It is natural to call **inversion** the function that associates
to each real number greater than zero its inverse \(x\rightarrow\frac{1}{x}\).

This function sends 1 to 1: 1 is a **fixed point** of the inversion.
The inversion sends the half-line that represents the numbers bigger than zero
to itself, switching the red half-line to the blue segment:

The product of the distance to the origin of any point and its inverse is (always) 1.

If we want to extend this concept to the plane or space, we can define a **inversion with centre**
at a point **\(O\)**, applying to each half-line of origin \(O\) the
idea described above. The inverse of a point \(P\) diferent of \(O\) is the point \(P'\) of the half-line \(OP\), such that \(\overline{OP}.\overline{OP'}=1\).

In the plane, all the points of the unit circle centered at \(O\) become fixed
by this transformation: this circle is called the **inversion circle**.
The inversion exchange the blue and violet regions:

Similarly, we have in the space an inversion spherical surface of radius 1 and centre \(O\), consisting of fixed points for the inversion.

Remark: It is possible to consider, more generally, inversion circles of radius different form 1. If \(C\) is a circle with centre \(O\) and radius \(r\), the inverse of a point \(P\) different from \(O\), with respect to \(C\), is the point \(P'\) of the half-line \(OP\), such that \(\overline{OP}.\overline{OP'}=r^{2}\). (Analogously, we can define inversion in the space, relative to a any spherical surface.)

Some properties of inversion in the plane

Any line that does not pass through the inversion centre \(O\) is sent to a circle passing through the inversion centre (the only point of that circle which is not inverse to a point of the line is \(O\)). If the line passes through \(O\), \(O\) determines in the line two open half-lines (with extreme \(O\)). Each one of those half-lines is sent by the inversion to itself, exchanging the part which is within the circle with the part which is outside.

Any circle that does not pass through the inversion center \(O\) is sent into a circle. In the case of the circle passing through \(O\), their points different from \(O\) will have as inverse (all) the points of a line.

The inversion preserves angles. In particular, the inversion preserves tangency and orthogonality.
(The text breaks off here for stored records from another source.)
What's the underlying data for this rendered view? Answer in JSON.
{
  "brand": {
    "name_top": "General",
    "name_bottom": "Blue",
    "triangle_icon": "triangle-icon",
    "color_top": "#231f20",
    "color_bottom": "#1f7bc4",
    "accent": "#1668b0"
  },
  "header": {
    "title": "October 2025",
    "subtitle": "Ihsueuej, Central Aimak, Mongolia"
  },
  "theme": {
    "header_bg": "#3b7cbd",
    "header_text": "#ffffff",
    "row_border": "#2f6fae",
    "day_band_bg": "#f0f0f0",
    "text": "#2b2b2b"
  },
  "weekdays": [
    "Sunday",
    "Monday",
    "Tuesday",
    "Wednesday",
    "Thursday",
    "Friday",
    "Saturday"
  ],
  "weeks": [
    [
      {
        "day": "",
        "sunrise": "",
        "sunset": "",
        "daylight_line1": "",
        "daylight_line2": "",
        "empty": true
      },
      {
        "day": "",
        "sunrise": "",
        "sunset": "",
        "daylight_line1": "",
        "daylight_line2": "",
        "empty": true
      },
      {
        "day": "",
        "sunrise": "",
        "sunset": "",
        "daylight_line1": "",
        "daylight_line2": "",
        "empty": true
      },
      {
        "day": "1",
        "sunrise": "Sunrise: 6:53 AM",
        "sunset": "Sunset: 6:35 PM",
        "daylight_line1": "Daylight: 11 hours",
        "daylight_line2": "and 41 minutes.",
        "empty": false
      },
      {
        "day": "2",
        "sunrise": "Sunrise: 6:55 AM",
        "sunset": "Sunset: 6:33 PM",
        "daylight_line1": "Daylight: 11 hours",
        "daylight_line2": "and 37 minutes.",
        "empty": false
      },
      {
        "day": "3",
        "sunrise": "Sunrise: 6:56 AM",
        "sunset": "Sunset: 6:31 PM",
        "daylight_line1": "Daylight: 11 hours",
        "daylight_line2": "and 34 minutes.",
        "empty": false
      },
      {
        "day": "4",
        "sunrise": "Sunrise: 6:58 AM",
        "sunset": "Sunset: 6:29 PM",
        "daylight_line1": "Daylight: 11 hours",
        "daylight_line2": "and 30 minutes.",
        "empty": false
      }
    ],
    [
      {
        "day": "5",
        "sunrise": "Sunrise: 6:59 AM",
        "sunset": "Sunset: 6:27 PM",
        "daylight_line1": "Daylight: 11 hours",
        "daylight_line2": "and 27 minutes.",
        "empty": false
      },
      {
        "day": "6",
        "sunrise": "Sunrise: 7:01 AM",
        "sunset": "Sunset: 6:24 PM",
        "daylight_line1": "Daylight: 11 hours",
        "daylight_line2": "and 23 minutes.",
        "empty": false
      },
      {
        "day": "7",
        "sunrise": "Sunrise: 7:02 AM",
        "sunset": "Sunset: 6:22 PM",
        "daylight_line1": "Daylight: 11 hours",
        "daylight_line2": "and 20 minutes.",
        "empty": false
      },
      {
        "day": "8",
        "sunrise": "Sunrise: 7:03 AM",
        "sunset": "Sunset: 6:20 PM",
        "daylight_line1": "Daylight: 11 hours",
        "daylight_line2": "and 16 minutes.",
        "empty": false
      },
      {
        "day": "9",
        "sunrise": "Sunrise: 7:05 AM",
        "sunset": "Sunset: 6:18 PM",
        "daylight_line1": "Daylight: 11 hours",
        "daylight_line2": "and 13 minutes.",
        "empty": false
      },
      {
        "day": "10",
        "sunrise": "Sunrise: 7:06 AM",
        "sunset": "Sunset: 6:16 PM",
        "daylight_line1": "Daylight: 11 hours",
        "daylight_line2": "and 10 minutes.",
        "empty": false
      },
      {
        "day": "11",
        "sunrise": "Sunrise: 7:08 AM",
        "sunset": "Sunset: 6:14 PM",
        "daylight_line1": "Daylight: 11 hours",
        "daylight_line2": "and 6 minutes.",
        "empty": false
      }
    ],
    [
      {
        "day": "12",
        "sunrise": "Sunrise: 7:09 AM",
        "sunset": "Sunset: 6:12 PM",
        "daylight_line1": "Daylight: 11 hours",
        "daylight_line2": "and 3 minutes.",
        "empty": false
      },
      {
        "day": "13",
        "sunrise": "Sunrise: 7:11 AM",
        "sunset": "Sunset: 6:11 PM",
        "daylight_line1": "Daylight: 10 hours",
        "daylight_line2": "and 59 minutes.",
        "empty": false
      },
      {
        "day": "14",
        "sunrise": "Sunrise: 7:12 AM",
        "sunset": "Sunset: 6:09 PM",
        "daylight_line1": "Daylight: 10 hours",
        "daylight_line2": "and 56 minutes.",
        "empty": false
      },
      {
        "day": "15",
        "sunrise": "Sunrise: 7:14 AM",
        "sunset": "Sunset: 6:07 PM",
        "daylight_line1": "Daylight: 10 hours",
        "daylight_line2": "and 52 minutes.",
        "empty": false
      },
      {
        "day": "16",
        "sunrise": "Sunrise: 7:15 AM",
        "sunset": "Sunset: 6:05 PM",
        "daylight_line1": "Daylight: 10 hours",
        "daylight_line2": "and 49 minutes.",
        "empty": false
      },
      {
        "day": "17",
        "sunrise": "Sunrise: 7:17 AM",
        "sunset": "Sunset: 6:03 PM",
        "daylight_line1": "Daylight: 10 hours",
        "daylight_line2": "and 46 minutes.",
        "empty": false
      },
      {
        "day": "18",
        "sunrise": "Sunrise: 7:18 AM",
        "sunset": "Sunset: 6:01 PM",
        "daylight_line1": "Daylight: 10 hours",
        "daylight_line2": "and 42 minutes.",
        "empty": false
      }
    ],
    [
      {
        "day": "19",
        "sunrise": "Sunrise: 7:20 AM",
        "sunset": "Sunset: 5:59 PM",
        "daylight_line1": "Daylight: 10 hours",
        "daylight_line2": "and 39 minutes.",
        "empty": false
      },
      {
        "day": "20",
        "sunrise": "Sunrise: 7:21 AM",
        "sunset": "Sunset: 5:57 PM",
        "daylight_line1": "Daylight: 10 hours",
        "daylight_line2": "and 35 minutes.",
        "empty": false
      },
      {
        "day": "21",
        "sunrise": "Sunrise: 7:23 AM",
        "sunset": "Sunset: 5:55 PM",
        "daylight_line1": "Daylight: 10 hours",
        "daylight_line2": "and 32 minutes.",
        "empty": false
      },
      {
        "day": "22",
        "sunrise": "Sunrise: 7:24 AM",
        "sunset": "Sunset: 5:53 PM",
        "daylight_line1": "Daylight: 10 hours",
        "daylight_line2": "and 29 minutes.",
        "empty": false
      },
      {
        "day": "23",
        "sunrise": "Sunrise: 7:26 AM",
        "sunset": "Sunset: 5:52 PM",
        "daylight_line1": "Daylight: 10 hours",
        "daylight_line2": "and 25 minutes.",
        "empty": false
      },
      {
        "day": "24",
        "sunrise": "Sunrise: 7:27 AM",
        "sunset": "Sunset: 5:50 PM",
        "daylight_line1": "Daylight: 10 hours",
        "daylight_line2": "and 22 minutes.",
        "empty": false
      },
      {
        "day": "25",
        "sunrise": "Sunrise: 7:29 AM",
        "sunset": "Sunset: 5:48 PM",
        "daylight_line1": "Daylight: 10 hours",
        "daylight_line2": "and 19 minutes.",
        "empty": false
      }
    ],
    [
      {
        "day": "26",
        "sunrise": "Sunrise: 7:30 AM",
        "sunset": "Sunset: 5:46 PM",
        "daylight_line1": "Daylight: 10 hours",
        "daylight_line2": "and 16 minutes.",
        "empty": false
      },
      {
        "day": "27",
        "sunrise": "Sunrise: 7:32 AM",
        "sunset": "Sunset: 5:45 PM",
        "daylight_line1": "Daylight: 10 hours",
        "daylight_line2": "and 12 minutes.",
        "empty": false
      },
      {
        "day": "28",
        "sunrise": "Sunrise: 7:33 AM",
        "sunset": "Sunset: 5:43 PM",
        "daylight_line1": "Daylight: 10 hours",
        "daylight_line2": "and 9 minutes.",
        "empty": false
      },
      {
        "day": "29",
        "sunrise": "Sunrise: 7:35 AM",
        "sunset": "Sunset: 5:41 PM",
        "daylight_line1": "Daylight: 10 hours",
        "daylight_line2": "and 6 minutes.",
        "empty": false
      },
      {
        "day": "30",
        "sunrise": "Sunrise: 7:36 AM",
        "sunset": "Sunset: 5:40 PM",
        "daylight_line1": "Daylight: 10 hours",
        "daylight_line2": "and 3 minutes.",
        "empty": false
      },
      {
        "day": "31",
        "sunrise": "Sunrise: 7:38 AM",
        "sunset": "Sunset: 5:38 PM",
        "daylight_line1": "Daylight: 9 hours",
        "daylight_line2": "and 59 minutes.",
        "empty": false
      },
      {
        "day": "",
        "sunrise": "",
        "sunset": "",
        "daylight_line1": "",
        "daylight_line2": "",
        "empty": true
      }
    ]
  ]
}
There are plans to insert here the proofs of this and other properties of the inversion mentioned above. For those who are familiar with the properties of complex numbers and analytic functions, some of the properties can be deduced in a very simple and elegant way from an alternative definition of inversion.